◆ WORK REQUEST
Starting at the line that contains "What's the underlying", repeat each line exactly until the records end, keeping both the first and the last.

*****

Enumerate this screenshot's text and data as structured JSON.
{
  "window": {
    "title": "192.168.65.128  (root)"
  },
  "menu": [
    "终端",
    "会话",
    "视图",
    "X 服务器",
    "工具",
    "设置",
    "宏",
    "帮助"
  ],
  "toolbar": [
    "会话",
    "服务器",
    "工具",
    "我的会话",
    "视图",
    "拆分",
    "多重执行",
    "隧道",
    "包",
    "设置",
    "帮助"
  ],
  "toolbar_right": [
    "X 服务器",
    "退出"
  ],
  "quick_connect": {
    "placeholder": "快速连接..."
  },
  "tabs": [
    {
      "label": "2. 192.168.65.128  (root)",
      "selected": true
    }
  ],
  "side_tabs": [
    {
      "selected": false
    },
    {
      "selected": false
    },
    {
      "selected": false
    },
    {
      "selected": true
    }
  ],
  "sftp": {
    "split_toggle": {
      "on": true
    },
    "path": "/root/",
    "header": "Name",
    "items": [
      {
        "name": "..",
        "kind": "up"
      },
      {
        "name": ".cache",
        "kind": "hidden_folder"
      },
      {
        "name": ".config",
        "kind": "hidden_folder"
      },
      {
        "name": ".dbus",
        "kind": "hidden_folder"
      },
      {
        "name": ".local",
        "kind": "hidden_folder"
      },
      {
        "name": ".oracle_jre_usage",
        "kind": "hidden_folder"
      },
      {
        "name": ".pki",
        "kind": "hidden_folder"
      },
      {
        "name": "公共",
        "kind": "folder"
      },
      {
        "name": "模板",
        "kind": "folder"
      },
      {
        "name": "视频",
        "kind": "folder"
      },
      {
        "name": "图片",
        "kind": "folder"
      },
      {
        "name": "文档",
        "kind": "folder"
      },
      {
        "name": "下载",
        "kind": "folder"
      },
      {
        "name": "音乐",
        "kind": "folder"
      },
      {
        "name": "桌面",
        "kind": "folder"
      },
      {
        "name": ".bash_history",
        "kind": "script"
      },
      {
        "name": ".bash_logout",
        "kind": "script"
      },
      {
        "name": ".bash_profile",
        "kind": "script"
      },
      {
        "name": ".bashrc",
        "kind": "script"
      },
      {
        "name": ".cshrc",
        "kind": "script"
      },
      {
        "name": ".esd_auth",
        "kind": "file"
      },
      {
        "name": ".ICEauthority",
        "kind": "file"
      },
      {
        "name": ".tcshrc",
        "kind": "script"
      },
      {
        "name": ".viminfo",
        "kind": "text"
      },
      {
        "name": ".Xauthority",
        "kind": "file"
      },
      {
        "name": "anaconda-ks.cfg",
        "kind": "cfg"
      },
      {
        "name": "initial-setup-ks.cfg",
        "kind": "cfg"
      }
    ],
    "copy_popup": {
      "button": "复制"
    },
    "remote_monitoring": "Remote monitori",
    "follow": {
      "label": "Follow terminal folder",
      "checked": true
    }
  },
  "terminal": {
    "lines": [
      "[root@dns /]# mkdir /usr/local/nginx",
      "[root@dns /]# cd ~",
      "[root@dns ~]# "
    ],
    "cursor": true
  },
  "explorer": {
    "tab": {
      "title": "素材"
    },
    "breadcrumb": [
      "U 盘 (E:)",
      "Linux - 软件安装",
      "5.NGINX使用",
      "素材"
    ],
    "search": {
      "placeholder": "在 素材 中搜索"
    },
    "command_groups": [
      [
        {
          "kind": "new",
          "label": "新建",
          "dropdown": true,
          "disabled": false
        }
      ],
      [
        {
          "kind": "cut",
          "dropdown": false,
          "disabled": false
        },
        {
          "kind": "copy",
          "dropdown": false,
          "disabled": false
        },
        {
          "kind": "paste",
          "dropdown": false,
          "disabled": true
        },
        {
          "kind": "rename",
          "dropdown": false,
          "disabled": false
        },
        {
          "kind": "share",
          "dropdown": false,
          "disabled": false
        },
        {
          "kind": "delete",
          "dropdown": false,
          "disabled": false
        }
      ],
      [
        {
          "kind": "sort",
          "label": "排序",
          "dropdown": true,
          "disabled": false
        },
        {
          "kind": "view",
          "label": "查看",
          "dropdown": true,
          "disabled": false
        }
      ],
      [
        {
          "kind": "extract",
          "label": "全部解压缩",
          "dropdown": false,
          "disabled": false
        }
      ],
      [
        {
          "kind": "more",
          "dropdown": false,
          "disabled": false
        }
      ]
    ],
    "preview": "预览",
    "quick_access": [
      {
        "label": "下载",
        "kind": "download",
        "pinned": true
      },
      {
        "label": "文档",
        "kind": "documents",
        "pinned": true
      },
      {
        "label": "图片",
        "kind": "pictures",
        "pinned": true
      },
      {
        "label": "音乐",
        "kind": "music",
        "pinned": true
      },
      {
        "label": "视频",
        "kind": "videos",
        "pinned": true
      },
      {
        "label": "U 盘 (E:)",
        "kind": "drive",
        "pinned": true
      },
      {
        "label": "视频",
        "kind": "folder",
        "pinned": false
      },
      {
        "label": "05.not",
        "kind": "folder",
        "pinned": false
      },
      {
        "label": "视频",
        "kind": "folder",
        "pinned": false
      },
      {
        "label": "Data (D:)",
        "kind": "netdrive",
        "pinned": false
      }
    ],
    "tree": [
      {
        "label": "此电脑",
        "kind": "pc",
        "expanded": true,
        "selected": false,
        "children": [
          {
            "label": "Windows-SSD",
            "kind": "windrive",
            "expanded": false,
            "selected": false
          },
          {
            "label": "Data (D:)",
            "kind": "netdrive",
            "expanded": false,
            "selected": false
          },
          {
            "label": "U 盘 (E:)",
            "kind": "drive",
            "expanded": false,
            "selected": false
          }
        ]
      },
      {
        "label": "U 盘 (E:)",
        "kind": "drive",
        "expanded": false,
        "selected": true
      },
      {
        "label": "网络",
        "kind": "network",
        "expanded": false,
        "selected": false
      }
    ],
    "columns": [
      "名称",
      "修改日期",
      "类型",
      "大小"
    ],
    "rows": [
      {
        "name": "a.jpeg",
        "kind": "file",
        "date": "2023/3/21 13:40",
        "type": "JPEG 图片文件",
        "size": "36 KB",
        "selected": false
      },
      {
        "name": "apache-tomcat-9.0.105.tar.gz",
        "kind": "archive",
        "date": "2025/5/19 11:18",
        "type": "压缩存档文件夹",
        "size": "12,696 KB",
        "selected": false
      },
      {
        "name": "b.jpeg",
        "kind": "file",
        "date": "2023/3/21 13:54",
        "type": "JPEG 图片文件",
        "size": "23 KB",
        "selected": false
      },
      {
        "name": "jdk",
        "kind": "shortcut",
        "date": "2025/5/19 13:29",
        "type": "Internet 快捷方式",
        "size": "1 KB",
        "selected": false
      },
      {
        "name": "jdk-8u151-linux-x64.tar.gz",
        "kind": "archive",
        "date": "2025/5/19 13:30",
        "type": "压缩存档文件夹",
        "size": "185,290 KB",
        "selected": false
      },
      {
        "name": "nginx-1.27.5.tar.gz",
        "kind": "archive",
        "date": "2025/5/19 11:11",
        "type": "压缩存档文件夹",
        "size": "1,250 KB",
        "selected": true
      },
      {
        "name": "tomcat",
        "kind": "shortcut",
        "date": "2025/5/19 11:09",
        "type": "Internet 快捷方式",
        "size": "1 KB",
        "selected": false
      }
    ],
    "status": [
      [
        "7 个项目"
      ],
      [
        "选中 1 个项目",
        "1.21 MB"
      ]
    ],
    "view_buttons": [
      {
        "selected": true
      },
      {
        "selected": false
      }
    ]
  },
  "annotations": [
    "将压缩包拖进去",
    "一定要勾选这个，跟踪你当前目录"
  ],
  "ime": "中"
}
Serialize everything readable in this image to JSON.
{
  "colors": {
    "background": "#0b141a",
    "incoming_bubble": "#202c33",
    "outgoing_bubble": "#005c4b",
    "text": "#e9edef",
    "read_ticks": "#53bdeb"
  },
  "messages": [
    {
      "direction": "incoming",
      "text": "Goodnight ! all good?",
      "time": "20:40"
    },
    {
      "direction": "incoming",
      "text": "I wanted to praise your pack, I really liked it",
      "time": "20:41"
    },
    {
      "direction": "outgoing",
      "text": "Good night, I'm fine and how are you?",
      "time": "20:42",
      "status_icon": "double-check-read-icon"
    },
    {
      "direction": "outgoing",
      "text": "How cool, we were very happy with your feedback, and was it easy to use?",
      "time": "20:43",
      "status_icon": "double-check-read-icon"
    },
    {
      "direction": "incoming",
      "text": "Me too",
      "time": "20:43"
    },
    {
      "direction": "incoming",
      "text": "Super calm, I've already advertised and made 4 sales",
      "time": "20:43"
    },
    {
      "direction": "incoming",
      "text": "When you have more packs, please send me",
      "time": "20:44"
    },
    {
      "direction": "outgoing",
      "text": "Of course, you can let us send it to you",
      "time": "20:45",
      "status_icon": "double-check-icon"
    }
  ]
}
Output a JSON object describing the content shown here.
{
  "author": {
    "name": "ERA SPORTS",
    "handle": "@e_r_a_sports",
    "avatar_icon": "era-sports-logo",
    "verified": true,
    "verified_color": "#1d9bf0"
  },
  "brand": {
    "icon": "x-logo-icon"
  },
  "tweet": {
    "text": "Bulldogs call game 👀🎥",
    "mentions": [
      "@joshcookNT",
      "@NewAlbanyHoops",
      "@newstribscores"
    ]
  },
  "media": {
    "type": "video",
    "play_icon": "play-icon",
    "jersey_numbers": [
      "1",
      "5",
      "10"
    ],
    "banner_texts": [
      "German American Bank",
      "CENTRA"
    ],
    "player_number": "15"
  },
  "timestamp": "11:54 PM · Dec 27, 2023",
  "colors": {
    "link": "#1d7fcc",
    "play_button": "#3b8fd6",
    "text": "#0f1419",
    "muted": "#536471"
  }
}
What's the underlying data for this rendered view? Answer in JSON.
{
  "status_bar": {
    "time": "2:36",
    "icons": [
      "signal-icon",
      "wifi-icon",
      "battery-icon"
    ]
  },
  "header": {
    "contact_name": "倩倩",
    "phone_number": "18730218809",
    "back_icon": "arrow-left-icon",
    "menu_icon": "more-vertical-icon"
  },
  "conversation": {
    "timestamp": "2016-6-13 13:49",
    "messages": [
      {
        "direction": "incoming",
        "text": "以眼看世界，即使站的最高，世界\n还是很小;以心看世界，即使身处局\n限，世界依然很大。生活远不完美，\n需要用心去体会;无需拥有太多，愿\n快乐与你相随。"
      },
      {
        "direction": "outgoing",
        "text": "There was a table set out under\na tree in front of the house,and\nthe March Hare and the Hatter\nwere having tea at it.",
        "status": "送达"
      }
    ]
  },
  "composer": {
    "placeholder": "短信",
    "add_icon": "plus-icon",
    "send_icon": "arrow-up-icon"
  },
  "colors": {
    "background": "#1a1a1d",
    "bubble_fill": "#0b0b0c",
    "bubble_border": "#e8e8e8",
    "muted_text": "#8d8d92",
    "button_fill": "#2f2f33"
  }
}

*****

◆ RESPONSE AREA
What's the underlying data for this rendered view? Answer in JSON.
{
  "status_bar": {
    "time": "2:36",
    "icons": [
      "signal-icon",
      "wifi-icon",
      "battery-icon"
    ]
  },
  "header": {
    "contact_name": "倩倩",
    "phone_number": "18730218809",
    "back_icon": "arrow-left-icon",
    "menu_icon": "more-vertical-icon"
  },
  "conversation": {
    "timestamp": "2016-6-13 13:49",
    "messages": [
      {
        "direction": "incoming",
        "text": "以眼看世界，即使站的最高，世界\n还是很小;以心看世界，即使身处局\n限，世界依然很大。生活远不完美，\n需要用心去体会;无需拥有太多，愿\n快乐与你相随。"
      },
      {
        "direction": "outgoing",
        "text": "There was a table set out under\na tree in front of the house,and\nthe March Hare and the Hatter\nwere having tea at it.",
        "status": "送达"
      }
    ]
  },
  "composer": {
    "placeholder": "短信",
    "add_icon": "plus-icon",
    "send_icon": "arrow-up-icon"
  },
  "colors": {
    "background": "#1a1a1d",
    "bubble_fill": "#0b0b0c",
    "bubble_border": "#e8e8e8",
    "muted_text": "#8d8d92",
    "button_fill": "#2f2f33"
  }
}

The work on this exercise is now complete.